More than 150 North Country residents to travel to Washington D.C. for Women’s March on Washington
By ANDY GARDNER
CANTON -- More than 150 locals will travel to Washington, D.C. for the Women’s March on Washington, which is being organized in response to Donald Trump’s election.
Three 56-passenger buses and what an event organizer describes as a “caravan” of others will leave Canton on Friday, inauguration day, and travel to Bethesda, Md.“It’s a response to the election and new administration. I think people feel women are being marginalized … people and minorities are being challenged.
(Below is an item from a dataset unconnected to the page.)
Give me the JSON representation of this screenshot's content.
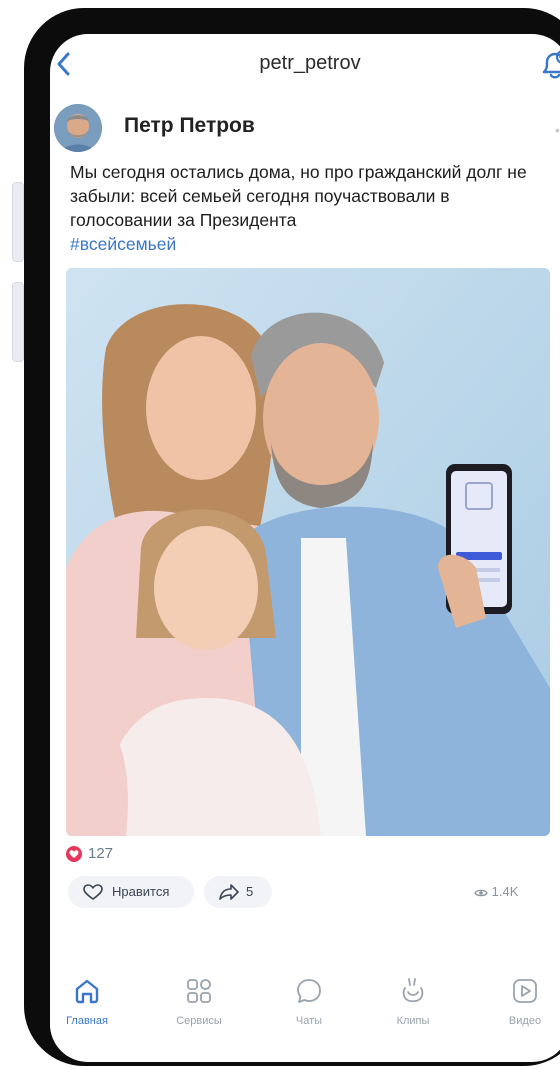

We want the new administration to see we’re here,” said Carol Pynchon, who is helping organize the Canton group as a member of the Unitarian Universalist Church Social Action Committee.
Trump has been heavily criticized as being misogynistic. Some of his controversial comments come through his preferred social medium, Twitter, where he wrote among other things “If Hillary Clinton can’t satisfy her husband what makes her think she can satisfy America?” Trump was also quoted in the New York Times on March 30, 2016 as saying women who seek abortions should be subjected to “some form of punishment.” That story is at goo.gl/F8zXQZ. He later recanted the statement. The president-elect also drew public outcry after the release of a 2005 recording where he bragged to then-Access Hollywood host Billy Bush about committing sexual assault. The Washington Post reported on that story at goo.gl/GAvsxV.
“It’s the same thing anybody feels when a new administration comes in … we will fight for fairness, justice and respect,” Pynchon said.
She said there has been a tremendous interest in participating in the event, which is expected to draw demonstrators from around the country.
“We have people who have been on the waiting list for months,” she said. “People who are not able to get on the buses are not staying home. They’re carpooling, caravanning.”
One of the three buses is entirely St. Lawrence University students, who paid for it themselves. The other two are sponsored by the UU Church’s Social Action Committee.
“It has been an amazing cooperative effort pulling this together. There’s a planning team. The people who signed up have been responsive, cooperative and patient,” Pynchon said. “There’s a lot that’s not known yet, such as exactly where we’ll be marching … people are being flexible and patient It’s been a nice community process.”
Pynchon is also a Democratic Canton village trustee, but she says she is not participating to represent the village.
“I am participating as a citizen and not an elected official for Canton,” she said. “I’m marching because I’m a mother and a woman and a concerned citizen, not representing anyone in Canton.”
More information about the event is at https://www.womensmarch.com/.